• The Fantastic Spices World
  • The Fantastic Spices World
  • The Fantastic Spices World
  • The Fantastic Spices World

ASAFETIDA ( Ferula assa-foetida (L.) )
Names in Other Languages:

English Asafoetida, Stinking gum, Devil’s dung
French Asa-fœtida, Asa-fétida, Férule persique
German Asant, Stinkasant, Teufelsdreck, Asafötida
Spanish Asafétida
Italian Assafétida
Turkish Şeytantersi
Japanese アギ Agi, サフェティダAsahetida,ヒンHin

FAMILY: Apiaceae

ORIGIN:   It is native to Central Asia


Asafoetida is extracted from the Ferula plants which have massive taproots or carrot-shaped roots,12.5 to 15 cm in diameter at the crown when they are 4 to 5 years old. The upper part of the living rhizome/root is laid bare and the stem cut off close to the crown. A dome shaped structure made of twigs and earth covers the exposed surface. A milky juice exudes from the cut surface. After some days, the exudates are scraped off and a fresh slice of the root cut when more latex exudes; sometimes the resin is removed along with the slice. [1]


The milk juice which is obtained from the root, which becomes a brown, resin-like mass when dried out.


Very strong smell, rather repugnant

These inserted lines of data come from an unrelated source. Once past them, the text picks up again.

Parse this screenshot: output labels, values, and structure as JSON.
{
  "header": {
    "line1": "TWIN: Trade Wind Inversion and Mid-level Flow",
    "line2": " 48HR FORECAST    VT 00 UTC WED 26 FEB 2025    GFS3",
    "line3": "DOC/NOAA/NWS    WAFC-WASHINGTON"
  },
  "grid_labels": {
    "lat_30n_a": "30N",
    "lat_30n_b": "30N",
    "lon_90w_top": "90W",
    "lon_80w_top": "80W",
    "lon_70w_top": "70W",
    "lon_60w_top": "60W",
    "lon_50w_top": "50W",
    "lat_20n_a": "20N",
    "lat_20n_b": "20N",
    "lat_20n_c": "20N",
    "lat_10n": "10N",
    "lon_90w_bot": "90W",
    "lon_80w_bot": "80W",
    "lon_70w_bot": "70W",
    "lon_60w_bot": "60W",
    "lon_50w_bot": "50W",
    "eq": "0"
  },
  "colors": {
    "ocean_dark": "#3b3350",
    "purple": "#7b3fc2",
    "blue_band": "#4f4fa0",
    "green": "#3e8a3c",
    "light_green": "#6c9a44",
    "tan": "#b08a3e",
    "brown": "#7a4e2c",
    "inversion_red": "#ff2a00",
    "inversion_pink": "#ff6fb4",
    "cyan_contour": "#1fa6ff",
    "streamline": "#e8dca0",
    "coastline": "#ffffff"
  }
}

Dried asafetida consists mostly of a resin (25 to 60% of the total mass, 60% of which are esters of ferula acid) and a complex carbohydrate part (25 to 30%). The essential oil (10%) contains a wealth of sulfur compounds, mainly (R)-2-butyl-1-propenyl disulphide (50%), 1-(1-methylthiopropyl) 1-propenyl disulphide and 2-butyl-3-methylthioallyl disulphide. Furthermore, di-2-butyl trisulphide, 2-butyl methyl trisulphide, di-2-butyl disulphide and even di-2-butyl tetrasulphide have been found. The essential oil contains also some terpenes (α-pinene, phellandrenes) and hendecylsulphonyl acetic acid. Ethers of sesquiterpenes with coumarins have also been identified (farnesiferoles).[2]

Asafoetida contains resin:40 to 64 %
Gum:about 25%
Volatile oil:10 to 17 %
Ash:1.5 to 10 %

Source: http://www.indianetzone.com/1/asafoetida.htm


Asafoetida is popular in India and used in Iranian cooking. It is used as a substitute for garlic and in other Indian cuisines it is combined with garlic or onion. Asafoetida is an essential ingredient in the preparation of legumes and pulses in a variety of dishes collectively known as dhal.

Use of asafoetida differs for the powdered form and the resin. The latter is very strongly scented and must be fried in hot oil both for flavour dispersal and to temper the taste. A pea-sized amount is considered sufficient to flavour a large pot of food. Powdered asafoetida can be added to the food without frying not to lose the aroma.


Asafoetida is also used in the treatment of respiratory disorders like whooping cough, asthma and bronchitis. The herb is an excellent medecine for hysteria. Inhalation of this gum prevents hysterical attacks The herb is also used in the treatment of impotencyIt is also considered a specific medicine for spermatorrhoea and premature ejaculation.

Nervous disorders of children are also treated with this particular herb.The herb is considered effective in treating many gynaecological problems in women such as sterility, unwanted abortion, pre-mature labor, unusually painful, difficult and excessive menstruation and leucorrhoea

Asafoetida is also beneficial for women after childbirth. Owing to its anti flatulent and digestive properties, the herb can be taken with beneficial results during the post-delivery period

Stomach disorders are also effectively cured by this herb. It is one of the best remedies available for flatulence and most digestive powders contain generous amount of asafoetida in them.

In case of flatulence and distension of the stomach, asafoetida should be dissolved in hot water and a pad of cloth steeped in it may be used for compressing the abdomen.

Asafoetida is also used for relieving toothache. After being pestled in lemon juice, it is slightly heated. A cotton piece, soaked in the lotion and placed in the cavity of the tooth, relieves pain quickly[1]


[1] http://www.indianetzone.com/1/asafoetida.htm
[2] http://www.uni-graz.at/~katzer/engl/Feru_ass.html